:: WHAT IS NEEDED ::
Where does the word "header" appear in the entries below? Copy each line that holds it.
----- AVAILABLE DATA -----
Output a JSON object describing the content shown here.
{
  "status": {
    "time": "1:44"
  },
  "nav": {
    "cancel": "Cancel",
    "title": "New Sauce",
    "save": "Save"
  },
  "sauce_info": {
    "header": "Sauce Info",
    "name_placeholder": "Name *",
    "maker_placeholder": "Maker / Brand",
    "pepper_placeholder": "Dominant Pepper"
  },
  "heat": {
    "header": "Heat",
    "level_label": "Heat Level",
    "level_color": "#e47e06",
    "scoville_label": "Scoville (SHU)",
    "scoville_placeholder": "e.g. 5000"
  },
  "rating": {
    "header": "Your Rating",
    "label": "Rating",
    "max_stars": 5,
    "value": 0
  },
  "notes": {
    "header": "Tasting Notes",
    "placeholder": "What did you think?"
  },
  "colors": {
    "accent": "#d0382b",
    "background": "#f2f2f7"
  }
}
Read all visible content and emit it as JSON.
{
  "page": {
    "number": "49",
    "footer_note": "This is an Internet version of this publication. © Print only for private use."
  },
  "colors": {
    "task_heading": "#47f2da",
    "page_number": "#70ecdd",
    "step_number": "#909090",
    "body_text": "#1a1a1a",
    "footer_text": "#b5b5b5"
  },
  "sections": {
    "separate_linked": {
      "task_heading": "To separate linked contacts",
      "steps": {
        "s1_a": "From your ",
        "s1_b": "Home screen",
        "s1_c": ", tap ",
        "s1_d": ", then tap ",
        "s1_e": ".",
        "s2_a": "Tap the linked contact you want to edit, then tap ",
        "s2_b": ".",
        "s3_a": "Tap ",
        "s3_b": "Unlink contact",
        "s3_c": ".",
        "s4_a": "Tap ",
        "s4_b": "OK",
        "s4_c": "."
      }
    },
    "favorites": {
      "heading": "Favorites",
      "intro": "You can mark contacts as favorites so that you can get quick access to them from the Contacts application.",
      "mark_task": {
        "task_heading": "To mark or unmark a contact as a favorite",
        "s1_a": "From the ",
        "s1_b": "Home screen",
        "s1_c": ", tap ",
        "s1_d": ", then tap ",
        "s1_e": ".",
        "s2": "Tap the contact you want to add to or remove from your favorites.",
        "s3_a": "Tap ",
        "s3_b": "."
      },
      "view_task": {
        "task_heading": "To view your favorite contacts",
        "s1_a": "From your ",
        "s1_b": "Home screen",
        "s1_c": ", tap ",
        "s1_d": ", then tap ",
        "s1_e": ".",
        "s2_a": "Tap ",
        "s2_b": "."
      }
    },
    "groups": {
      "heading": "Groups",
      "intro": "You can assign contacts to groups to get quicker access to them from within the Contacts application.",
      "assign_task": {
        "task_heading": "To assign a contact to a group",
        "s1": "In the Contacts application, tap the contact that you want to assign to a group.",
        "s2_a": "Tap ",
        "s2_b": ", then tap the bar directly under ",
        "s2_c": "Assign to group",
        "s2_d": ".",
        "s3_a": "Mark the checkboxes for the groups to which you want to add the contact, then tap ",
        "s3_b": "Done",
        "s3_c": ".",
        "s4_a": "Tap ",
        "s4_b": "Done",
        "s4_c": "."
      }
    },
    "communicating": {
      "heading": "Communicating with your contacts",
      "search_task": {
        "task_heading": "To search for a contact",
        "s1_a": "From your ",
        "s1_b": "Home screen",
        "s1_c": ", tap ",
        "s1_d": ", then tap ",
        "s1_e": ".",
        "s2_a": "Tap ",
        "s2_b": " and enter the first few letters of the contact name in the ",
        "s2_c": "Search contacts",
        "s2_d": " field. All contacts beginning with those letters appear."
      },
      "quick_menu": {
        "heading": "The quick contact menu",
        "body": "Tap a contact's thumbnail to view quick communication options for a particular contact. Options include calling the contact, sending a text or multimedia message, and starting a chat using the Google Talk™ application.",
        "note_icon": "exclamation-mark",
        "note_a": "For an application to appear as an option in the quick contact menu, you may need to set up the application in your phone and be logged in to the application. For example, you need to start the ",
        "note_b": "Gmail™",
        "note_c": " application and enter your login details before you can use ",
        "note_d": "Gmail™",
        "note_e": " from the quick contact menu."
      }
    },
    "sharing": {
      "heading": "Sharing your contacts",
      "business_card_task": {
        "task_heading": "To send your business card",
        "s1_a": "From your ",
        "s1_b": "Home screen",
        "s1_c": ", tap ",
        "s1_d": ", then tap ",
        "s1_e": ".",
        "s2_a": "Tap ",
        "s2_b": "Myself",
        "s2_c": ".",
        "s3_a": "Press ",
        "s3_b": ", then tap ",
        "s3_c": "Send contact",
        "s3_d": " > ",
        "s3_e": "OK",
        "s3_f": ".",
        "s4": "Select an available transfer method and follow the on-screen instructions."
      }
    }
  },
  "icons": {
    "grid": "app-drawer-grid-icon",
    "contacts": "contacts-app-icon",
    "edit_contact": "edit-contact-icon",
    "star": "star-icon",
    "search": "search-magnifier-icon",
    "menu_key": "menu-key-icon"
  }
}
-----
:: REPLY TO THE EXERCISE ::
    "header": "Sauce Info",
    "header": "Heat",
    "header": "Your Rating",
    "header": "Tasting Notes",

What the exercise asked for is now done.